Your goal |
Scan the records below for the string "Object" and return every line where it appears.

Records to use |
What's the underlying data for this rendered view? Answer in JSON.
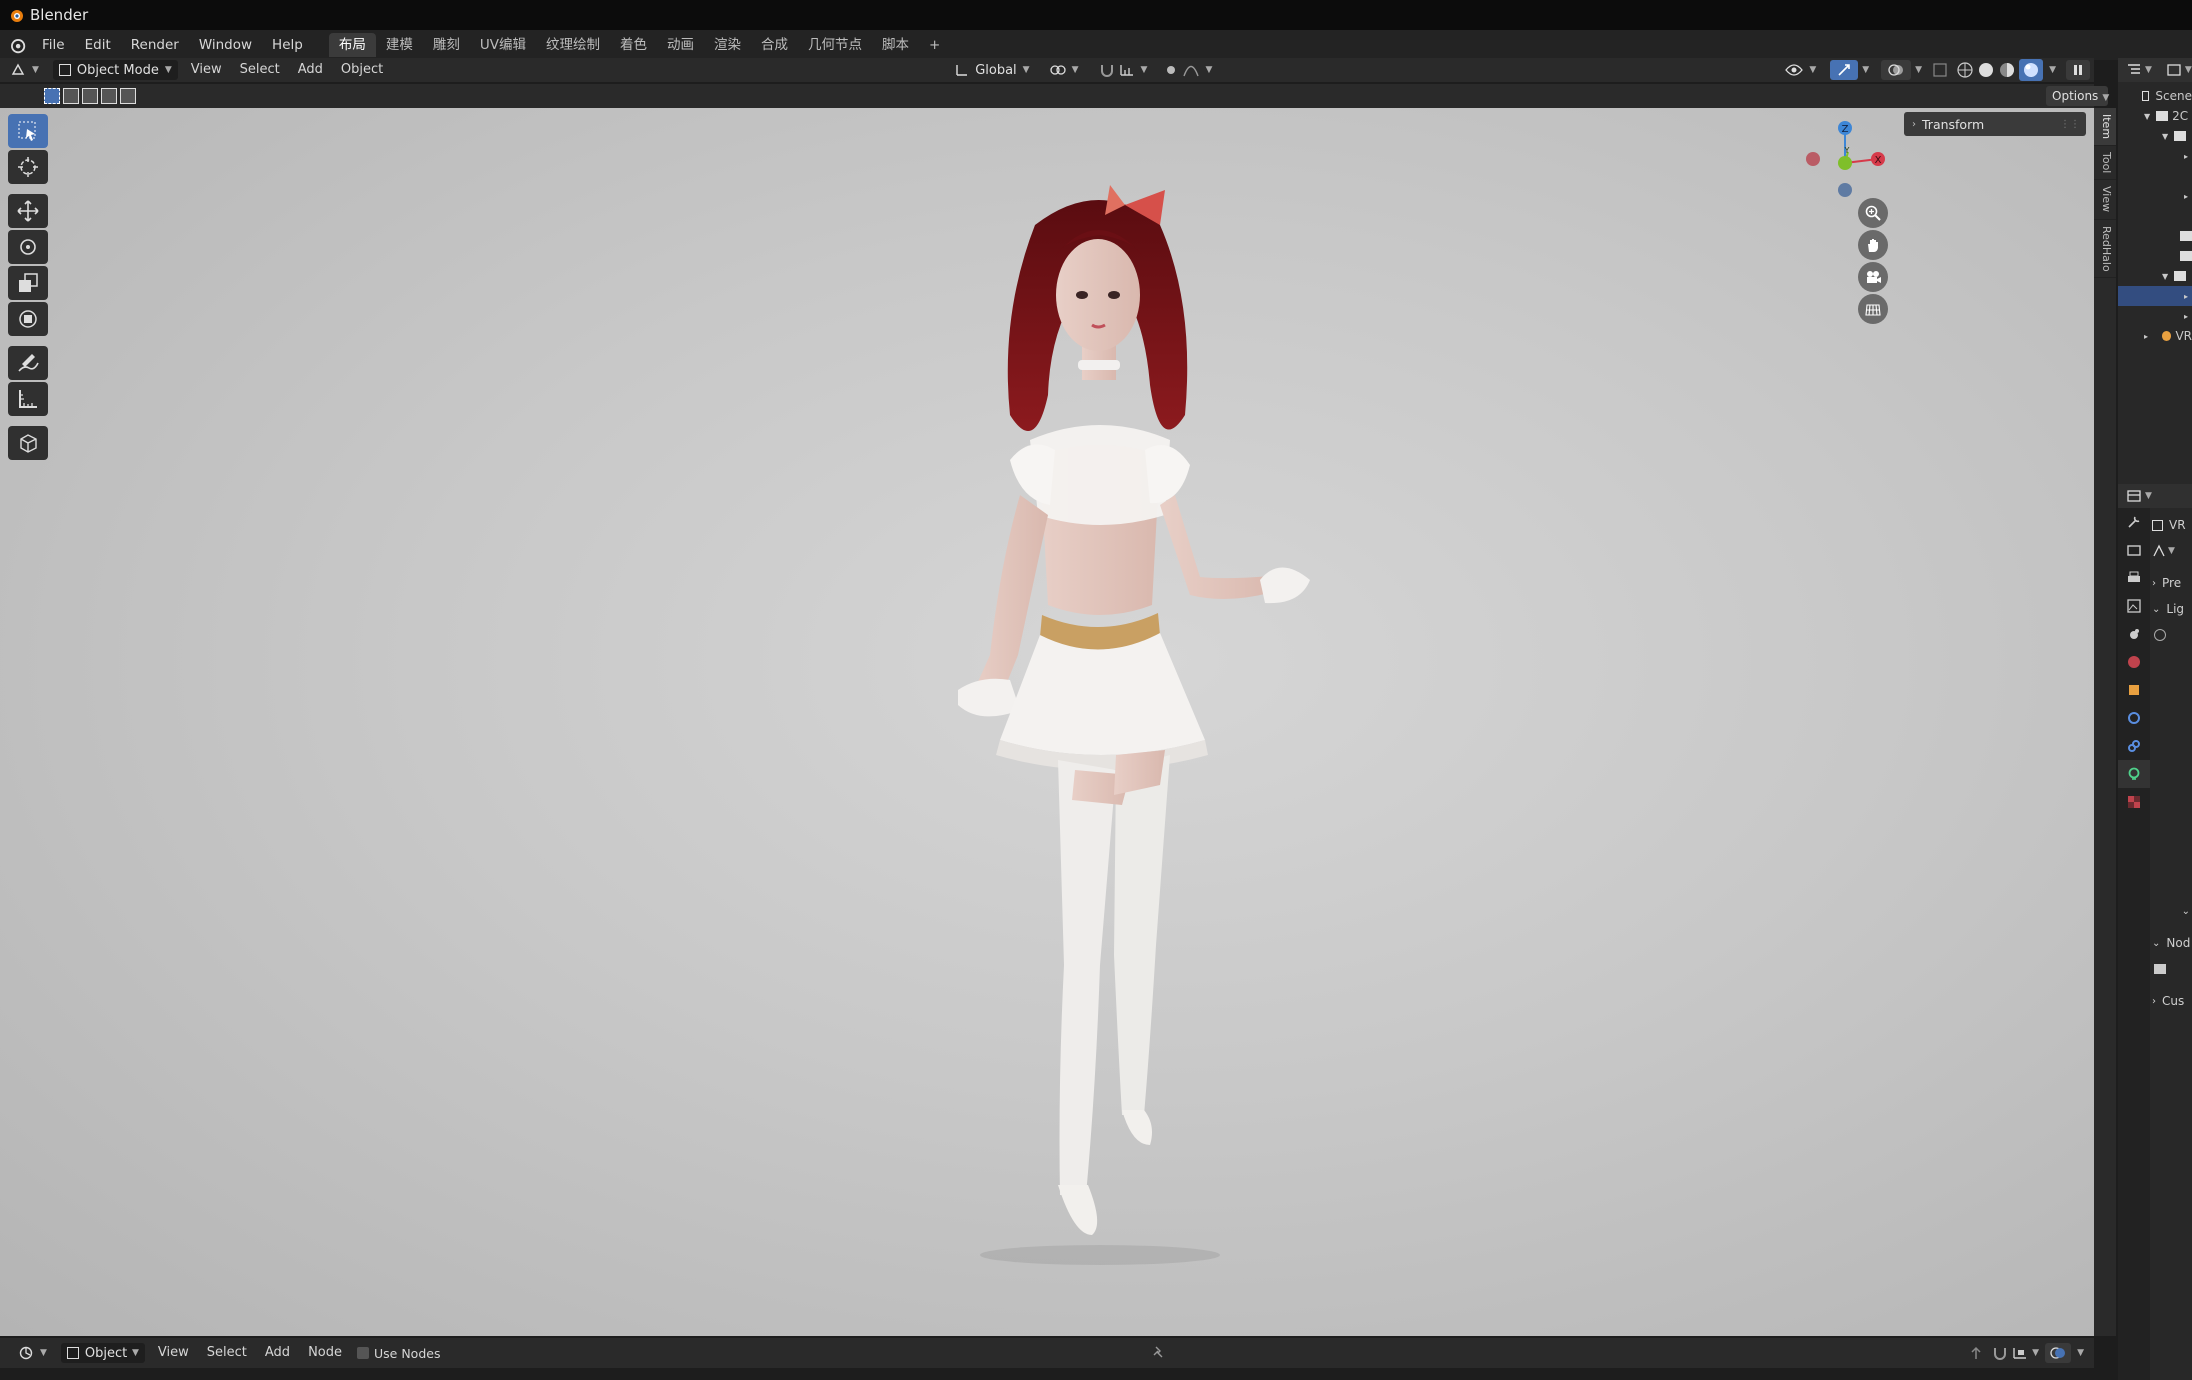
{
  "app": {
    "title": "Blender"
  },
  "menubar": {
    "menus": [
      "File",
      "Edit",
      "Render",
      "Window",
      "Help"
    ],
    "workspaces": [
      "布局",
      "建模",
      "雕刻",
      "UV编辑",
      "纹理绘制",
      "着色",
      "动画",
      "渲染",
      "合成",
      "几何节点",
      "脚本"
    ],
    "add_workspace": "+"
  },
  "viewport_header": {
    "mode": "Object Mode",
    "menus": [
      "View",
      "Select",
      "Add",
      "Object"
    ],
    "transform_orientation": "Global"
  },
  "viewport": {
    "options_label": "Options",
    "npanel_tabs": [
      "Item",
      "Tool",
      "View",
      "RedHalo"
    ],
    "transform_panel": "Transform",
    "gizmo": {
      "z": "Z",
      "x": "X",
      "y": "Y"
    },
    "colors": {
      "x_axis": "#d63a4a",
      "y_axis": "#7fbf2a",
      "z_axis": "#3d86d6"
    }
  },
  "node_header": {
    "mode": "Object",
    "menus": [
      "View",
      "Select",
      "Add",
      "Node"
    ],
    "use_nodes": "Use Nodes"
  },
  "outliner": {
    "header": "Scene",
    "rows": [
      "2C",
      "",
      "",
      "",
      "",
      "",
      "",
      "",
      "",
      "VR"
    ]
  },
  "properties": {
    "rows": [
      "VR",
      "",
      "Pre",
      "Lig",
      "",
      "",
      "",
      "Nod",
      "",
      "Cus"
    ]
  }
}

Result |
    "mode": "Object Mode",
      "Object"
    "mode": "Object",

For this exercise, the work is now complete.